The impact of child abuse or maltreatment is not confined to behaviour, IQ, educational achievement and success at work. It also has a profound impact on both physical and mental health outcomes, including addictions.
This has been potently highlighted in a long-term study of what the authors call Adverse Childhood Experiences (ACEs, see list below). This study of 17,000 middle-aged, middle-class Americans showed that early traumatic life experience impacts hugely on later well-being, social function, health risks, disease burden, healthcare costs and life expectancy.
This research (by medical doctors) found a powerful and consistent relationship between extent of adverse childhood experiences and later outcomes. For example, the 16% of the population who have suffered four or more categories of ACE, compared with people who have experienced none, had:
- twice the level of liver disease,
- 3 times the levels of lung disease, depression and adult smoking, were
- 4 times as likely to have begun intercourse by age 15, had
- 6 times the level of alcohol abuse,
- 11 times the level of intravenous drug abuse, and had made
- 14 times the number of suicide attempts.
The study concluded that:
all told, it is clear that adverse childhood experiences have a profound, proportionate, and long-lasting effect on well-being
whether this wellbeing was measured by depression or suicide attempts, by protective unconscious devices such as overeating and even amnesia, or by what the doctors refer to as ‘self-help attempts’ (the use of street drugs or alcohol to modulate feelings).
Details can be seen in the Publications section.
The Adverse Childhood Experiences were:

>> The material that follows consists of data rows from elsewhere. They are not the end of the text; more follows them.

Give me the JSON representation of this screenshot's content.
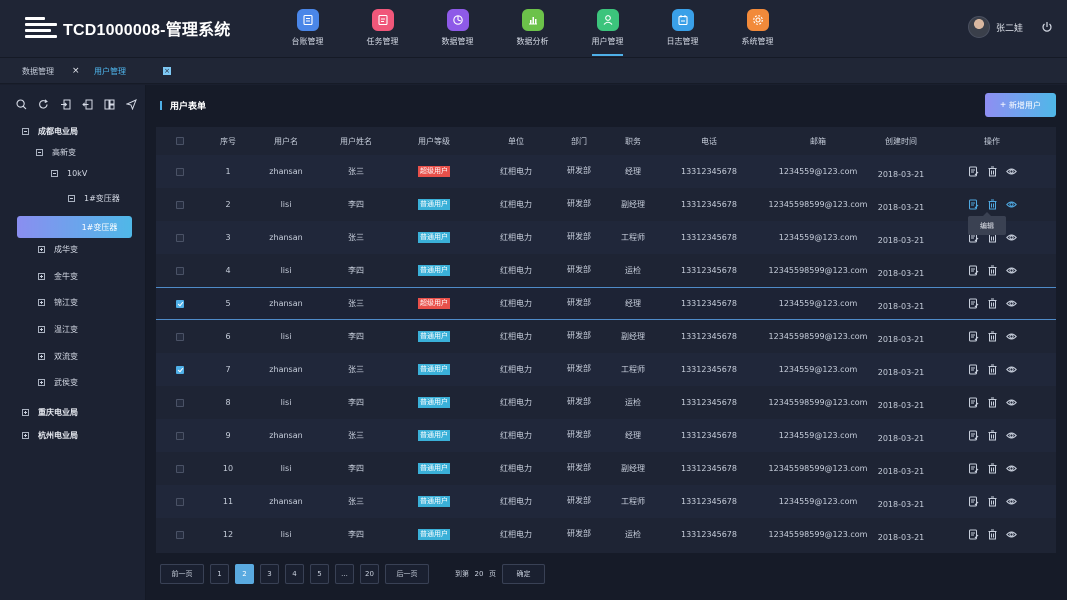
{
  "app": {
    "title": "TCD1000008-管理系统"
  },
  "nav": [
    {
      "label": "台账管理",
      "color": "#4a86e8",
      "icon": "ledger-icon"
    },
    {
      "label": "任务管理",
      "color": "#f0577a",
      "icon": "task-icon"
    },
    {
      "label": "数据管理",
      "color": "#8e5ae8",
      "icon": "data-icon"
    },
    {
      "label": "数据分析",
      "color": "#6cc24a",
      "icon": "chart-icon"
    },
    {
      "label": "用户管理",
      "color": "#3cc47c",
      "icon": "user-icon",
      "active": true
    },
    {
      "label": "日志管理",
      "color": "#3aa0e8",
      "icon": "calendar-icon"
    },
    {
      "label": "系统管理",
      "color": "#f28a3a",
      "icon": "gear-icon"
    }
  ],
  "user": {
    "name": "张二娃"
  },
  "tabs": [
    {
      "label": "数据管理",
      "close": "×"
    },
    {
      "label": "用户管理",
      "close": "×"
    }
  ],
  "tree": {
    "items": [
      {
        "label": "成都电业局",
        "box": "minus",
        "bold": true
      },
      {
        "label": "高新变",
        "box": "minus"
      },
      {
        "label": "10kV",
        "box": "minus"
      },
      {
        "label": "1#变压器",
        "box": "minus"
      },
      {
        "label": "成华变",
        "box": "plus"
      },
      {
        "label": "金牛变",
        "box": "plus"
      },
      {
        "label": "锦江变",
        "box": "plus"
      },
      {
        "label": "温江变",
        "box": "plus"
      },
      {
        "label": "双流变",
        "box": "plus"
      },
      {
        "label": "武侯变",
        "box": "plus"
      },
      {
        "label": "重庆电业局",
        "box": "plus",
        "bold": true
      },
      {
        "label": "杭州电业局",
        "box": "plus",
        "bold": true
      }
    ],
    "selected": "1#变压器"
  },
  "main": {
    "title": "用户表单",
    "add_button": "新增用户",
    "add_plus": "+",
    "tooltip": "编辑"
  },
  "table": {
    "columns": [
      "序号",
      "用户名",
      "用户姓名",
      "用户等级",
      "单位",
      "部门",
      "职务",
      "电话",
      "邮箱",
      "创建时间",
      "操作"
    ],
    "rows": [
      {
        "no": "1",
        "username": "zhansan",
        "name": "张三",
        "level": "超级用户",
        "level_type": "super",
        "unit": "红相电力",
        "dept": "研发部",
        "title": "经理",
        "phone": "13312345678",
        "email": "1234559@123.com",
        "created": "2018-03-21",
        "checked": false
      },
      {
        "no": "2",
        "username": "lisi",
        "name": "李四",
        "level": "普通用户",
        "level_type": "normal",
        "unit": "红相电力",
        "dept": "研发部",
        "title": "副经理",
        "phone": "13312345678",
        "email": "12345598599@123.com",
        "created": "2018-03-21",
        "checked": false
      },
      {
        "no": "3",
        "username": "zhansan",
        "name": "张三",
        "level": "普通用户",
        "level_type": "normal",
        "unit": "红相电力",
        "dept": "研发部",
        "title": "工程师",
        "phone": "13312345678",
        "email": "1234559@123.com",
        "created": "2018-03-21",
        "checked": false
      },
      {
        "no": "4",
        "username": "lisi",
        "name": "李四",
        "level": "普通用户",
        "level_type": "normal",
        "unit": "红相电力",
        "dept": "研发部",
        "title": "运检",
        "phone": "13312345678",
        "email": "12345598599@123.com",
        "created": "2018-03-21",
        "checked": false
      },
      {
        "no": "5",
        "username": "zhansan",
        "name": "张三",
        "level": "超级用户",
        "level_type": "super",
        "unit": "红相电力",
        "dept": "研发部",
        "title": "经理",
        "phone": "13312345678",
        "email": "1234559@123.com",
        "created": "2018-03-21",
        "checked": true
      },
      {
        "no": "6",
        "username": "lisi",
        "name": "李四",
        "level": "普通用户",
        "level_type": "normal",
        "unit": "红相电力",
        "dept": "研发部",
        "title": "副经理",
        "phone": "13312345678",
        "email": "12345598599@123.com",
        "created": "2018-03-21",
        "checked": false
      },
      {
        "no": "7",
        "username": "zhansan",
        "name": "张三",
        "level": "普通用户",
        "level_type": "normal",
        "unit": "红相电力",
        "dept": "研发部",
        "title": "工程师",
        "phone": "13312345678",
        "email": "1234559@123.com",
        "created": "2018-03-21",
        "checked": true
      },
      {
        "no": "8",
        "username": "lisi",
        "name": "李四",
        "level": "普通用户",
        "level_type": "normal",
        "unit": "红相电力",
        "dept": "研发部",
        "title": "运检",
        "phone": "13312345678",
        "email": "12345598599@123.com",
        "created": "2018-03-21",
        "checked": false
      },
      {
        "no": "9",
        "username": "zhansan",
        "name": "张三",
        "level": "普通用户",
        "level_type": "normal",
        "unit": "红相电力",
        "dept": "研发部",
        "title": "经理",
        "phone": "13312345678",
        "email": "1234559@123.com",
        "created": "2018-03-21",
        "checked": false
      },
      {
        "no": "10",
        "username": "lisi",
        "name": "李四",
        "level": "普通用户",
        "level_type": "normal",
        "unit": "红相电力",
        "dept": "研发部",
        "title": "副经理",
        "phone": "13312345678",
        "email": "12345598599@123.com",
        "created": "2018-03-21",
        "checked": false
      },
      {
        "no": "11",
        "username": "zhansan",
        "name": "张三",
        "level": "普通用户",
        "level_type": "normal",
        "unit": "红相电力",
        "dept": "研发部",
        "title": "工程师",
        "phone": "13312345678",
        "email": "1234559@123.com",
        "created": "2018-03-21",
        "checked": false
      },
      {
        "no": "12",
        "username": "lisi",
        "name": "李四",
        "level": "普通用户",
        "level_type": "normal",
        "unit": "红相电力",
        "dept": "研发部",
        "title": "运检",
        "phone": "13312345678",
        "email": "12345598599@123.com",
        "created": "2018-03-21",
        "checked": false
      }
    ]
  },
  "pager": {
    "prev": "前一页",
    "next": "后一页",
    "pages": [
      "1",
      "2",
      "3",
      "4",
      "5",
      "...",
      "20"
    ],
    "current": "2",
    "goto_prefix": "到第",
    "goto_value": "20",
    "goto_suffix": "页",
    "confirm": "确定"
  },
  "colors": {
    "accent": "#4fb0e8",
    "super_badge": "#e8504a",
    "normal_badge": "#3ab0d8"
  }
}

- Emotional abuse
- Physical abuse
- Sexual abuse
- Physical neglect
- Emotional neglect
- Alcoholic in household
- Drug user in household
- Witnessed domestic violence
- Reared in home without both biological parents